26.In ground 6 the appellant urged the court to grant him the trial court records. The ground is moot because the record of appeal had already been issued to the appellant at the time of filing the appeal.
27.In the supplementary grounds, that the trial court erred in law and fact by not invoking section 11(2) and 8(5) of the Sexual Offences Act.
28.Section 8(5) of the Sexual Offences Act provides that: (5) It is a defence to a charge under this section if -(a)it is proved that such child, deceived the accused person into believing that he or she was over the age of eighteen years at the time of the alleged commission of the offence; and(b)the accused reasonably believed that the child was over the age of eighteen years.
29.From the record, this defence was not raised at the trial before the subordinate court. The issue has only been raised by the appellant in his submissions. I find that this is afterthought. The argument fails and is dismissed.
30.The final supplementary ground raised was that the minimum mandatory sentence is unconstitutional. It trite law that sentencing is at the discretion of the trial court and an appellate court can only interfere with the sentence under very specific circumstances as was emphasized by the Court of Appeal in Ahamad Abolfathi Mohammed & another v Republic  e-KLR. Unless the sentence meted out by the trial court was manifestly excessive, outside the law or inappropriate in the circumstances, an appellate court will hesitate to interfere with the discretion of the trial court.
31.Section 8 (1) as read with 8 (4) of the Sexual Offences Act No. 3 of 2006 provides: “8. (1) A person who commits an act which causes penetration with a child is guilty of an offence termed defilement.
32.The learned trial magistrate, in consideration of the evidence at hand found that the prosecution had proven the case against the appellant beyond reasonable doubt. The appellant was thus sentenced to the minimum mandatory sentence of 15 years. This was a lawful sentence. The argument by the appellant on the mandatory nature of his sentence was no doubt premised on the Supreme Court decision in Francis Karioko Muruatetu & another v R  e-KLR.

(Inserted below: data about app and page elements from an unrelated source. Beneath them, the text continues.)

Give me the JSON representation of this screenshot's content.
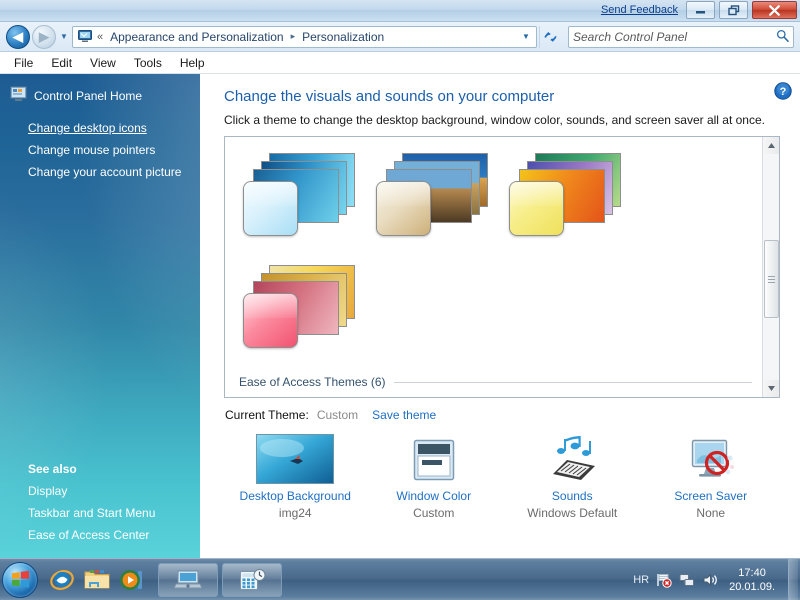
{
  "titlebar": {
    "send_feedback": "Send Feedback",
    "minimize_label": "Minimize",
    "restore_label": "Restore",
    "close_label": "Close"
  },
  "navbar": {
    "back_label": "Back",
    "forward_label": "Forward",
    "recent_dropdown_label": "Recent pages",
    "address_icon": "control-panel-monitor-icon",
    "overflow_chevrons": "«",
    "breadcrumbs": [
      {
        "label": "Appearance and Personalization"
      },
      {
        "label": "Personalization"
      }
    ],
    "breadcrumb_separator": "▸",
    "address_dropdown": "▼",
    "refresh_label": "Refresh",
    "search": {
      "value": "",
      "placeholder": "Search Control Panel",
      "icon": "search-icon"
    }
  },
  "menubar": {
    "items": [
      {
        "label": "File"
      },
      {
        "label": "Edit"
      },
      {
        "label": "View"
      },
      {
        "label": "Tools"
      },
      {
        "label": "Help"
      }
    ]
  },
  "sidebar": {
    "home": {
      "label": "Control Panel Home",
      "icon": "control-panel-home-icon"
    },
    "links": [
      {
        "label": "Change desktop icons",
        "active": true
      },
      {
        "label": "Change mouse pointers",
        "active": false
      },
      {
        "label": "Change your account picture",
        "active": false
      }
    ],
    "see_also_title": "See also",
    "see_also": [
      {
        "label": "Display"
      },
      {
        "label": "Taskbar and Start Menu"
      },
      {
        "label": "Ease of Access Center"
      }
    ]
  },
  "content": {
    "help_label": "Help",
    "title": "Change the visuals and sounds on your computer",
    "subtitle": "Click a theme to change the desktop background, window color, sounds, and screen saver all at once.",
    "themes": [
      {
        "name": "theme-ocean",
        "wallpapers": [
          "linear-gradient(120deg,#1a5f93 0%,#2f93c9 40%,#6fd0ea 100%)",
          "linear-gradient(110deg,#0f4e86 0%,#2b8fc6 45%,#79d6ef 100%)",
          "linear-gradient(100deg,#166ba4 0%,#3aa4d6 50%,#8fe0f5 100%)"
        ],
        "glass": "linear-gradient(140deg,#f2fbff 0%,#d9f1fc 45%,#a8def5 100%)"
      },
      {
        "name": "theme-landscapes",
        "wallpapers": [
          "linear-gradient(to bottom,#6fa8d4 0%,#6fa8d4 35%,#b6894f 36%,#4c3a24 100%)",
          "linear-gradient(to bottom,#74b0d8 0%,#74b0d8 40%,#caa35f 41%,#8a7340 100%)",
          "linear-gradient(to bottom,#1f5fa8 0%,#2c7cc4 45%,#d9a452 46%,#a06a28 100%)"
        ],
        "glass": "linear-gradient(140deg,#f7f3e6 0%,#e9dcc0 45%,#cdb079 100%)"
      },
      {
        "name": "theme-architecture",
        "wallpapers": [
          "linear-gradient(120deg,#f3c419 0%,#f08a1c 45%,#e4541a 100%)",
          "linear-gradient(120deg,#4b4fae 0%,#9a77c4 50%,#d9c3e4 100%)",
          "linear-gradient(120deg,#1d7a58 0%,#41a96f 50%,#b8dc8a 100%)"
        ],
        "glass": "linear-gradient(140deg,#fdf8c8 0%,#f7ee8a 45%,#efe05a 100%)"
      },
      {
        "name": "theme-nature",
        "wallpapers": [
          "linear-gradient(120deg,#b2465c 0%,#d4707f 45%,#efb6bf 100%)",
          "linear-gradient(120deg,#c4922c 0%,#dbb24d 45%,#f0da8c 100%)",
          "linear-gradient(120deg,#f0e3a8 0%,#f6d85c 40%,#e8a83a 100%)"
        ],
        "glass": "linear-gradient(140deg,#ffd5dd 0%,#fb8b9f 45%,#f1526f 100%)"
      }
    ],
    "group_header": "Ease of Access Themes (6)",
    "current_theme_label": "Current Theme:",
    "current_theme_value": "Custom",
    "save_theme_link": "Save theme",
    "settings": [
      {
        "name": "Desktop Background",
        "value": "img24",
        "icon": "desktop-background-icon"
      },
      {
        "name": "Window Color",
        "value": "Custom",
        "icon": "window-color-icon"
      },
      {
        "name": "Sounds",
        "value": "Windows Default",
        "icon": "sounds-icon"
      },
      {
        "name": "Screen Saver",
        "value": "None",
        "icon": "screen-saver-icon"
      }
    ]
  },
  "taskbar": {
    "start_label": "Start",
    "quick_launch": [
      {
        "name": "internet-explorer-icon",
        "label": "Internet Explorer"
      },
      {
        "name": "windows-explorer-icon",
        "label": "Windows Explorer"
      },
      {
        "name": "media-player-icon",
        "label": "Windows Media Player"
      }
    ],
    "tasks": [
      {
        "name": "task-personalization",
        "label": "Personalization"
      },
      {
        "name": "task-calculator",
        "label": "Calculator"
      }
    ],
    "tray": {
      "language": "HR",
      "icons": [
        {
          "name": "action-center-flag-icon",
          "label": "Action Center"
        },
        {
          "name": "network-icon",
          "label": "Network"
        },
        {
          "name": "volume-icon",
          "label": "Volume"
        }
      ],
      "time": "17:40",
      "date": "20.01.09.",
      "show_desktop_label": "Show desktop"
    }
  },
  "colors": {
    "accent_blue": "#1f6fc4",
    "title_blue": "#1c5fae",
    "sidebar_top": "#1d5c93",
    "sidebar_bottom": "#5ad2da",
    "close_red": "#b93522"
  }
}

34.‘We therefore reiterate that, this Court’s decision in Muruatetu, did not invalidate mandatory sentences or minimum sentences in the Penal Code, the Sexual Offences Act or any other statute’In the premises, the appeal fails and is dismissed in its entirety.